# WORK INSTRUCTIONS:
Could you please repeat the data below word for word?

# DATA FOR THE TASK:

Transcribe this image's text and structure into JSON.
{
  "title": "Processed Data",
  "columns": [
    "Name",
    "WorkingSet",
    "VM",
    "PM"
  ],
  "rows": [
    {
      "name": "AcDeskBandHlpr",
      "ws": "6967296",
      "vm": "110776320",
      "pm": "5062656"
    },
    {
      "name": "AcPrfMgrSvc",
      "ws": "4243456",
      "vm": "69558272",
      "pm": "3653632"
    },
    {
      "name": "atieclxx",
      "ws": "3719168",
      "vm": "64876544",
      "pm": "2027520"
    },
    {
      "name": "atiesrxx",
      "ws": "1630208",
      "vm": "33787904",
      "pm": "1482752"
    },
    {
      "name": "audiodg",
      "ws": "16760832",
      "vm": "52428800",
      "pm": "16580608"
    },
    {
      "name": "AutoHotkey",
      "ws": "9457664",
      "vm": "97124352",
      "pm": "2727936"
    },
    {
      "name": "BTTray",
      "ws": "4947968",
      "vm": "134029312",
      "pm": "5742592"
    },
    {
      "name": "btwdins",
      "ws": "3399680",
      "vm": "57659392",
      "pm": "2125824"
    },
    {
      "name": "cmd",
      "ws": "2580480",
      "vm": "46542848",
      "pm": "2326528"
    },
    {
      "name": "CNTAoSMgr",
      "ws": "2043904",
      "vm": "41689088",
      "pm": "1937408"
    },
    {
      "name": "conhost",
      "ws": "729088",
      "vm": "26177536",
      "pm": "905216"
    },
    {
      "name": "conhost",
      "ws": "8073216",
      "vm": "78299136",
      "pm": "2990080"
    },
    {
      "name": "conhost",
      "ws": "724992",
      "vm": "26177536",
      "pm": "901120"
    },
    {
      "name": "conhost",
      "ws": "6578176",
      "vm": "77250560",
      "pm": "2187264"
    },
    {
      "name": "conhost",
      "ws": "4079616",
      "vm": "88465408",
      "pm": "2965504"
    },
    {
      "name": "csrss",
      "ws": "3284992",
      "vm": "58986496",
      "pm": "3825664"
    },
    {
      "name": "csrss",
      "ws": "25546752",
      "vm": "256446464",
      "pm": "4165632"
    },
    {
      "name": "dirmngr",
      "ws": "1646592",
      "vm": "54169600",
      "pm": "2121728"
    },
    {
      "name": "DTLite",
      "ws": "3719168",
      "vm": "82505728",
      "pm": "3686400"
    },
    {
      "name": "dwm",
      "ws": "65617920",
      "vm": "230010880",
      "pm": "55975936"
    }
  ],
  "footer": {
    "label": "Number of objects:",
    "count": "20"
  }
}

# YOUR SOLUTION:
Transcribe this image's text and structure into JSON.
{
  "title": "Processed Data",
  "columns": [
    "Name",
    "WorkingSet",
    "VM",
    "PM"
  ],
  "rows": [
    {
      "name": "AcDeskBandHlpr",
      "ws": "6967296",
      "vm": "110776320",
      "pm": "5062656"
    },
    {
      "name": "AcPrfMgrSvc",
      "ws": "4243456",
      "vm": "69558272",
      "pm": "3653632"
    },
    {
      "name": "atieclxx",
      "ws": "3719168",
      "vm": "64876544",
      "pm": "2027520"
    },
    {
      "name": "atiesrxx",
      "ws": "1630208",
      "vm": "33787904",
      "pm": "1482752"
    },
    {
      "name": "audiodg",
      "ws": "16760832",
      "vm": "52428800",
      "pm": "16580608"
    },
    {
      "name": "AutoHotkey",
      "ws": "9457664",
      "vm": "97124352",
      "pm": "2727936"
    },
    {
      "name": "BTTray",
      "ws": "4947968",
      "vm": "134029312",
      "pm": "5742592"
    },
    {
      "name": "btwdins",
      "ws": "3399680",
      "vm": "57659392",
      "pm": "2125824"
    },
    {
      "name": "cmd",
      "ws": "2580480",
      "vm": "46542848",
      "pm": "2326528"
    },
    {
      "name": "CNTAoSMgr",
      "ws": "2043904",
      "vm": "41689088",
      "pm": "1937408"
    },
    {
      "name": "conhost",
      "ws": "729088",
      "vm": "26177536",
      "pm": "905216"
    },
    {
      "name": "conhost",
      "ws": "8073216",
      "vm": "78299136",
      "pm": "2990080"
    },
    {
      "name": "conhost",
      "ws": "724992",
      "vm": "26177536",
      "pm": "901120"
    },
    {
      "name": "conhost",
      "ws": "6578176",
      "vm": "77250560",
      "pm": "2187264"
    },
    {
      "name": "conhost",
      "ws": "4079616",
      "vm": "88465408",
      "pm": "2965504"
    },
    {
      "name": "csrss",
      "ws": "3284992",
      "vm": "58986496",
      "pm": "3825664"
    },
    {
      "name": "csrss",
      "ws": "25546752",
      "vm": "256446464",
      "pm": "4165632"
    },
    {
      "name": "dirmngr",
      "ws": "1646592",
      "vm": "54169600",
      "pm": "2121728"
    },
    {
      "name": "DTLite",
      "ws": "3719168",
      "vm": "82505728",
      "pm": "3686400"
    },
    {
      "name": "dwm",
      "ws": "65617920",
      "vm": "230010880",
      "pm": "55975936"
    }
  ],
  "footer": {
    "label": "Number of objects:",
    "count": "20"
  }
}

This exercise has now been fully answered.